→ Work order: Reproduce the records word for word, leaving out any pictures they hold.
Top of Provided material
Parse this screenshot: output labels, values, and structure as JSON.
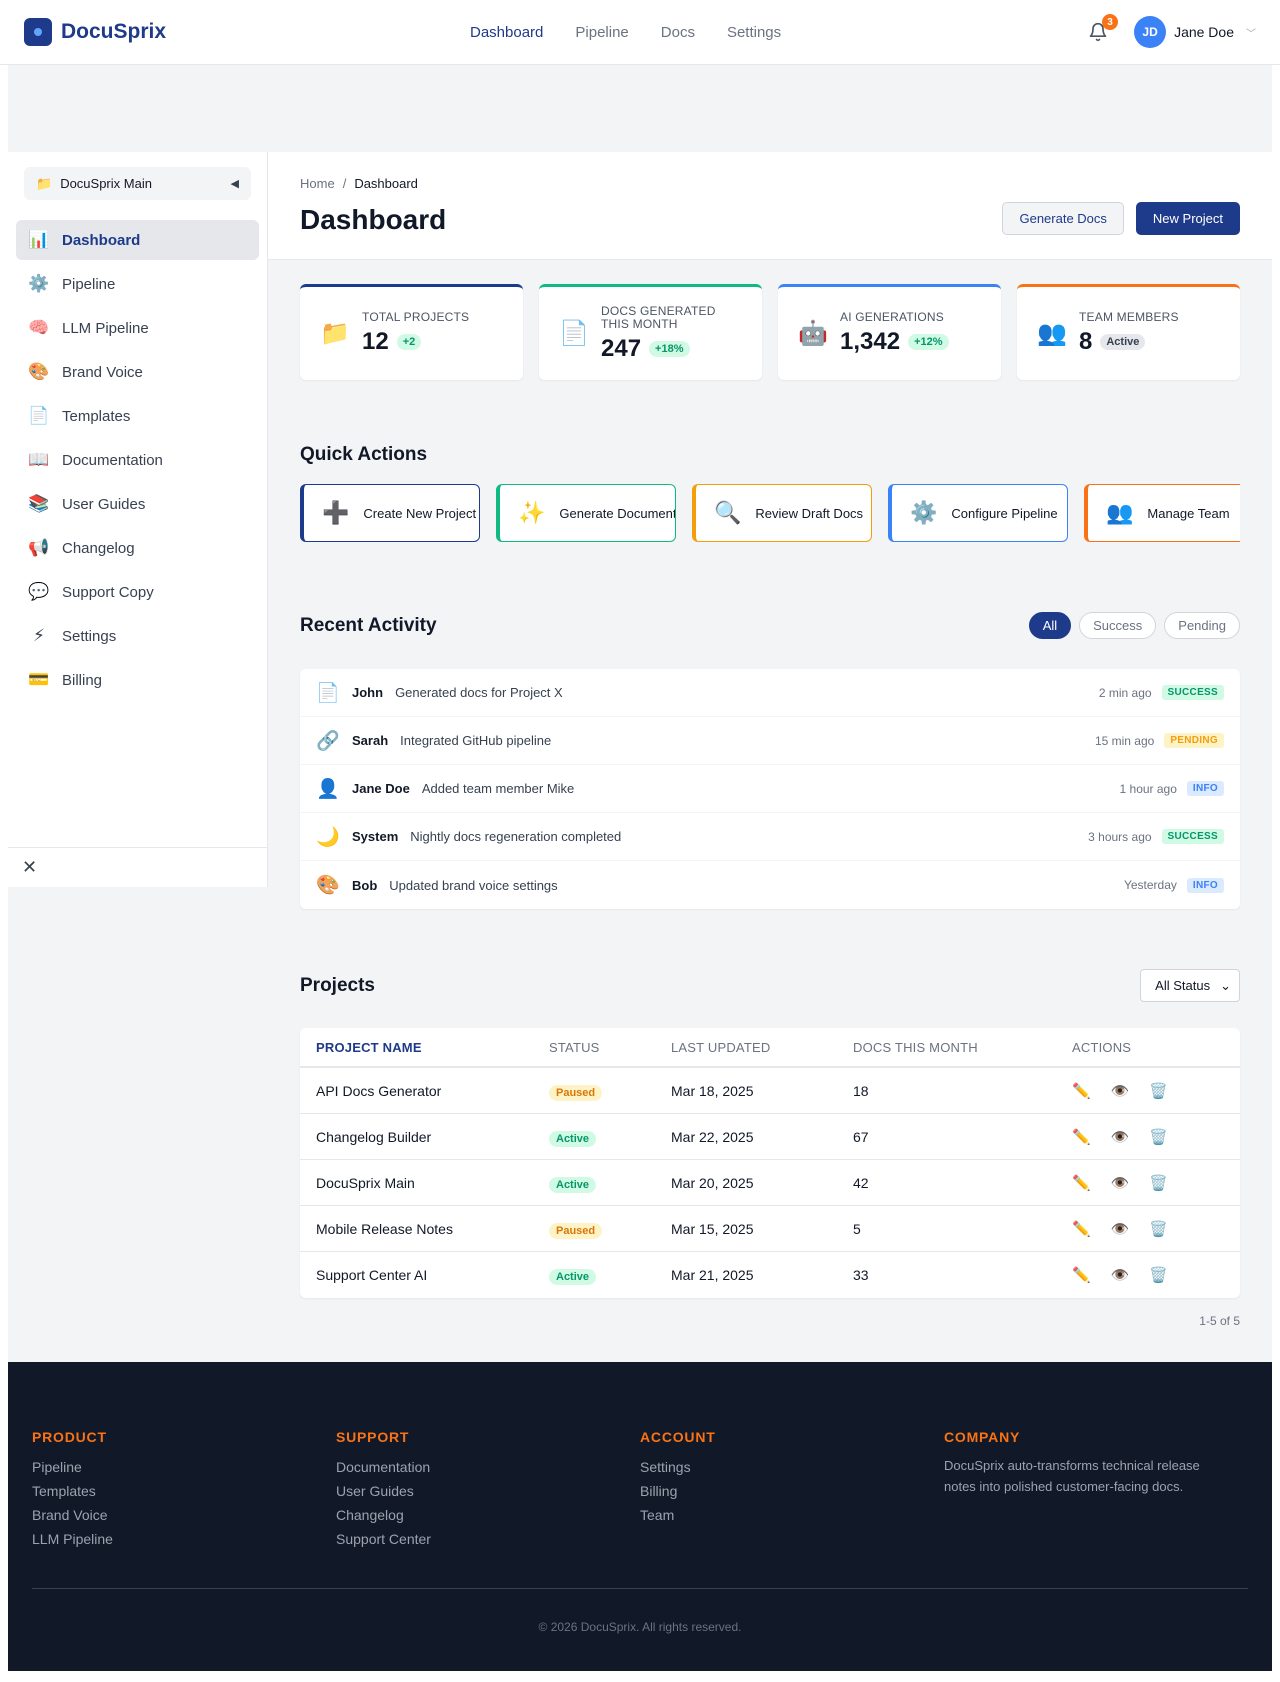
{
  "app": {
    "name": "DocuSprix"
  },
  "topnav": [
    {
      "label": "Dashboard",
      "active": true
    },
    {
      "label": "Pipeline"
    },
    {
      "label": "Docs"
    },
    {
      "label": "Settings"
    }
  ],
  "notifications": {
    "count": "3"
  },
  "user": {
    "initials": "JD",
    "name": "Jane Doe"
  },
  "workspace": {
    "name": "DocuSprix Main"
  },
  "sidebar": {
    "items": [
      {
        "label": "Dashboard",
        "icon": "📊",
        "icon_name": "chart-icon",
        "active": true
      },
      {
        "label": "Pipeline",
        "icon": "⚙️",
        "icon_name": "gear-icon"
      },
      {
        "label": "LLM Pipeline",
        "icon": "🧠",
        "icon_name": "brain-icon"
      },
      {
        "label": "Brand Voice",
        "icon": "🎨",
        "icon_name": "palette-icon"
      },
      {
        "label": "Templates",
        "icon": "📄",
        "icon_name": "document-icon"
      },
      {
        "label": "Documentation",
        "icon": "📖",
        "icon_name": "book-icon"
      },
      {
        "label": "User Guides",
        "icon": "📚",
        "icon_name": "books-icon"
      },
      {
        "label": "Changelog",
        "icon": "📢",
        "icon_name": "megaphone-icon"
      },
      {
        "label": "Support Copy",
        "icon": "💬",
        "icon_name": "speech-bubble-icon"
      },
      {
        "label": "Settings",
        "icon": "⚡",
        "icon_name": "lightning-icon"
      },
      {
        "label": "Billing",
        "icon": "💳",
        "icon_name": "credit-card-icon"
      }
    ]
  },
  "breadcrumb": {
    "home": "Home",
    "sep": "/",
    "current": "Dashboard"
  },
  "page": {
    "title": "Dashboard",
    "generate_label": "Generate Docs",
    "new_label": "New Project"
  },
  "stats": [
    {
      "label": "Total Projects",
      "value": "12",
      "badge": "+2",
      "icon": "📁",
      "icon_name": "folder-icon",
      "color": "#1e3a8a",
      "badge_style": "green"
    },
    {
      "label": "Docs Generated This Month",
      "value": "247",
      "badge": "+18%",
      "icon": "📄",
      "icon_name": "document-icon",
      "color": "#10b981",
      "badge_style": "green"
    },
    {
      "label": "AI Generations",
      "value": "1,342",
      "badge": "+12%",
      "icon": "🤖",
      "icon_name": "robot-icon",
      "color": "#3b82f6",
      "badge_style": "green"
    },
    {
      "label": "Team Members",
      "value": "8",
      "badge": "Active",
      "icon": "👥",
      "icon_name": "people-icon",
      "color": "#f97316",
      "badge_style": "gray"
    }
  ],
  "quick_actions": {
    "title": "Quick Actions",
    "items": [
      {
        "label": "Create New Project",
        "icon": "➕",
        "icon_name": "plus-icon",
        "color": "#1e3a8a"
      },
      {
        "label": "Generate Documentation",
        "icon": "✨",
        "icon_name": "sparkles-icon",
        "color": "#10b981"
      },
      {
        "label": "Review Draft Docs",
        "icon": "🔍",
        "icon_name": "magnifier-icon",
        "color": "#f59e0b"
      },
      {
        "label": "Configure Pipeline",
        "icon": "⚙️",
        "icon_name": "gear-icon",
        "color": "#3b82f6"
      },
      {
        "label": "Manage Team",
        "icon": "👥",
        "icon_name": "people-icon",
        "color": "#f97316"
      }
    ]
  },
  "activity": {
    "title": "Recent Activity",
    "filters": [
      {
        "label": "All",
        "active": true
      },
      {
        "label": "Success"
      },
      {
        "label": "Pending"
      }
    ],
    "items": [
      {
        "icon": "📄",
        "icon_name": "document-icon",
        "who": "John",
        "what": "Generated docs for Project X",
        "when": "2 min ago",
        "status": "SUCCESS",
        "kind": "success"
      },
      {
        "icon": "🔗",
        "icon_name": "link-icon",
        "who": "Sarah",
        "what": "Integrated GitHub pipeline",
        "when": "15 min ago",
        "status": "PENDING",
        "kind": "pending"
      },
      {
        "icon": "👤",
        "icon_name": "person-icon",
        "who": "Jane Doe",
        "what": "Added team member Mike",
        "when": "1 hour ago",
        "status": "INFO",
        "kind": "info"
      },
      {
        "icon": "🌙",
        "icon_name": "moon-icon",
        "who": "System",
        "what": "Nightly docs regeneration completed",
        "when": "3 hours ago",
        "status": "SUCCESS",
        "kind": "success"
      },
      {
        "icon": "🎨",
        "icon_name": "palette-icon",
        "who": "Bob",
        "what": "Updated brand voice settings",
        "when": "Yesterday",
        "status": "INFO",
        "kind": "info"
      }
    ]
  },
  "projects": {
    "title": "Projects",
    "filter_value": "All Status",
    "columns": [
      "Project Name",
      "Status",
      "Last Updated",
      "Docs This Month",
      "Actions"
    ],
    "rows": [
      {
        "name": "API Docs Generator",
        "status": "Paused",
        "updated": "Mar 18, 2025",
        "docs": "18"
      },
      {
        "name": "Changelog Builder",
        "status": "Active",
        "updated": "Mar 22, 2025",
        "docs": "67"
      },
      {
        "name": "DocuSprix Main",
        "status": "Active",
        "updated": "Mar 20, 2025",
        "docs": "42"
      },
      {
        "name": "Mobile Release Notes",
        "status": "Paused",
        "updated": "Mar 15, 2025",
        "docs": "5"
      },
      {
        "name": "Support Center AI",
        "status": "Active",
        "updated": "Mar 21, 2025",
        "docs": "33"
      }
    ],
    "pagination": "1-5 of 5"
  },
  "footer": {
    "columns": [
      {
        "title": "PRODUCT",
        "links": [
          "Pipeline",
          "Templates",
          "Brand Voice",
          "LLM Pipeline"
        ]
      },
      {
        "title": "SUPPORT",
        "links": [
          "Documentation",
          "User Guides",
          "Changelog",
          "Support Center"
        ]
      },
      {
        "title": "ACCOUNT",
        "links": [
          "Settings",
          "Billing",
          "Team"
        ]
      }
    ],
    "company": {
      "title": "COMPANY",
      "text": "DocuSprix auto-transforms technical release notes into polished customer-facing docs."
    },
    "copyright": "© 2026 DocuSprix. All rights reserved."
  },
  "colors": {
    "primary": "#1e3a8a",
    "accent": "#f97316",
    "success": "#10b981",
    "warning": "#f59e0b",
    "info": "#3b82f6"
  }
}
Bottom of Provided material
→ Completed exercise:
Parse this screenshot: output labels, values, and structure as JSON.
{
  "app": {
    "name": "DocuSprix"
  },
  "topnav": [
    {
      "label": "Dashboard",
      "active": true
    },
    {
      "label": "Pipeline"
    },
    {
      "label": "Docs"
    },
    {
      "label": "Settings"
    }
  ],
  "notifications": {
    "count": "3"
  },
  "user": {
    "initials": "JD",
    "name": "Jane Doe"
  },
  "workspace": {
    "name": "DocuSprix Main"
  },
  "sidebar": {
    "items": [
      {
        "label": "Dashboard",
        "icon": "📊",
        "icon_name": "chart-icon",
        "active": true
      },
      {
        "label": "Pipeline",
        "icon": "⚙️",
        "icon_name": "gear-icon"
      },
      {
        "label": "LLM Pipeline",
        "icon": "🧠",
        "icon_name": "brain-icon"
      },
      {
        "label": "Brand Voice",
        "icon": "🎨",
        "icon_name": "palette-icon"
      },
      {
        "label": "Templates",
        "icon": "📄",
        "icon_name": "document-icon"
      },
      {
        "label": "Documentation",
        "icon": "📖",
        "icon_name": "book-icon"
      },
      {
        "label": "User Guides",
        "icon": "📚",
        "icon_name": "books-icon"
      },
      {
        "label": "Changelog",
        "icon": "📢",
        "icon_name": "megaphone-icon"
      },
      {
        "label": "Support Copy",
        "icon": "💬",
        "icon_name": "speech-bubble-icon"
      },
      {
        "label": "Settings",
        "icon": "⚡",
        "icon_name": "lightning-icon"
      },
      {
        "label": "Billing",
        "icon": "💳",
        "icon_name": "credit-card-icon"
      }
    ]
  },
  "breadcrumb": {
    "home": "Home",
    "sep": "/",
    "current": "Dashboard"
  },
  "page": {
    "title": "Dashboard",
    "generate_label": "Generate Docs",
    "new_label": "New Project"
  },
  "stats": [
    {
      "label": "Total Projects",
      "value": "12",
      "badge": "+2",
      "icon": "📁",
      "icon_name": "folder-icon",
      "color": "#1e3a8a",
      "badge_style": "green"
    },
    {
      "label": "Docs Generated This Month",
      "value": "247",
      "badge": "+18%",
      "icon": "📄",
      "icon_name": "document-icon",
      "color": "#10b981",
      "badge_style": "green"
    },
    {
      "label": "AI Generations",
      "value": "1,342",
      "badge": "+12%",
      "icon": "🤖",
      "icon_name": "robot-icon",
      "color": "#3b82f6",
      "badge_style": "green"
    },
    {
      "label": "Team Members",
      "value": "8",
      "badge": "Active",
      "icon": "👥",
      "icon_name": "people-icon",
      "color": "#f97316",
      "badge_style": "gray"
    }
  ],
  "quick_actions": {
    "title": "Quick Actions",
    "items": [
      {
        "label": "Create New Project",
        "icon": "➕",
        "icon_name": "plus-icon",
        "color": "#1e3a8a"
      },
      {
        "label": "Generate Documentation",
        "icon": "✨",
        "icon_name": "sparkles-icon",
        "color": "#10b981"
      },
      {
        "label": "Review Draft Docs",
        "icon": "🔍",
        "icon_name": "magnifier-icon",
        "color": "#f59e0b"
      },
      {
        "label": "Configure Pipeline",
        "icon": "⚙️",
        "icon_name": "gear-icon",
        "color": "#3b82f6"
      },
      {
        "label": "Manage Team",
        "icon": "👥",
        "icon_name": "people-icon",
        "color": "#f97316"
      }
    ]
  },
  "activity": {
    "title": "Recent Activity",
    "filters": [
      {
        "label": "All",
        "active": true
      },
      {
        "label": "Success"
      },
      {
        "label": "Pending"
      }
    ],
    "items": [
      {
        "icon": "📄",
        "icon_name": "document-icon",
        "who": "John",
        "what": "Generated docs for Project X",
        "when": "2 min ago",
        "status": "SUCCESS",
        "kind": "success"
      },
      {
        "icon": "🔗",
        "icon_name": "link-icon",
        "who": "Sarah",
        "what": "Integrated GitHub pipeline",
        "when": "15 min ago",
        "status": "PENDING",
        "kind": "pending"
      },
      {
        "icon": "👤",
        "icon_name": "person-icon",
        "who": "Jane Doe",
        "what": "Added team member Mike",
        "when": "1 hour ago",
        "status": "INFO",
        "kind": "info"
      },
      {
        "icon": "🌙",
        "icon_name": "moon-icon",
        "who": "System",
        "what": "Nightly docs regeneration completed",
        "when": "3 hours ago",
        "status": "SUCCESS",
        "kind": "success"
      },
      {
        "icon": "🎨",
        "icon_name": "palette-icon",
        "who": "Bob",
        "what": "Updated brand voice settings",
        "when": "Yesterday",
        "status": "INFO",
        "kind": "info"
      }
    ]
  },
  "projects": {
    "title": "Projects",
    "filter_value": "All Status",
    "columns": [
      "Project Name",
      "Status",
      "Last Updated",
      "Docs This Month",
      "Actions"
    ],
    "rows": [
      {
        "name": "API Docs Generator",
        "status": "Paused",
        "updated": "Mar 18, 2025",
        "docs": "18"
      },
      {
        "name": "Changelog Builder",
        "status": "Active",
        "updated": "Mar 22, 2025",
        "docs": "67"
      },
      {
        "name": "DocuSprix Main",
        "status": "Active",
        "updated": "Mar 20, 2025",
        "docs": "42"
      },
      {
        "name": "Mobile Release Notes",
        "status": "Paused",
        "updated": "Mar 15, 2025",
        "docs": "5"
      },
      {
        "name": "Support Center AI",
        "status": "Active",
        "updated": "Mar 21, 2025",
        "docs": "33"
      }
    ],
    "pagination": "1-5 of 5"
  },
  "footer": {
    "columns": [
      {
        "title": "PRODUCT",
        "links": [
          "Pipeline",
          "Templates",
          "Brand Voice",
          "LLM Pipeline"
        ]
      },
      {
        "title": "SUPPORT",
        "links": [
          "Documentation",
          "User Guides",
          "Changelog",
          "Support Center"
        ]
      },
      {
        "title": "ACCOUNT",
        "links": [
          "Settings",
          "Billing",
          "Team"
        ]
      }
    ],
    "company": {
      "title": "COMPANY",
      "text": "DocuSprix auto-transforms technical release notes into polished customer-facing docs."
    },
    "copyright": "© 2026 DocuSprix. All rights reserved."
  },
  "colors": {
    "primary": "#1e3a8a",
    "accent": "#f97316",
    "success": "#10b981",
    "warning": "#f59e0b",
    "info": "#3b82f6"
  }
}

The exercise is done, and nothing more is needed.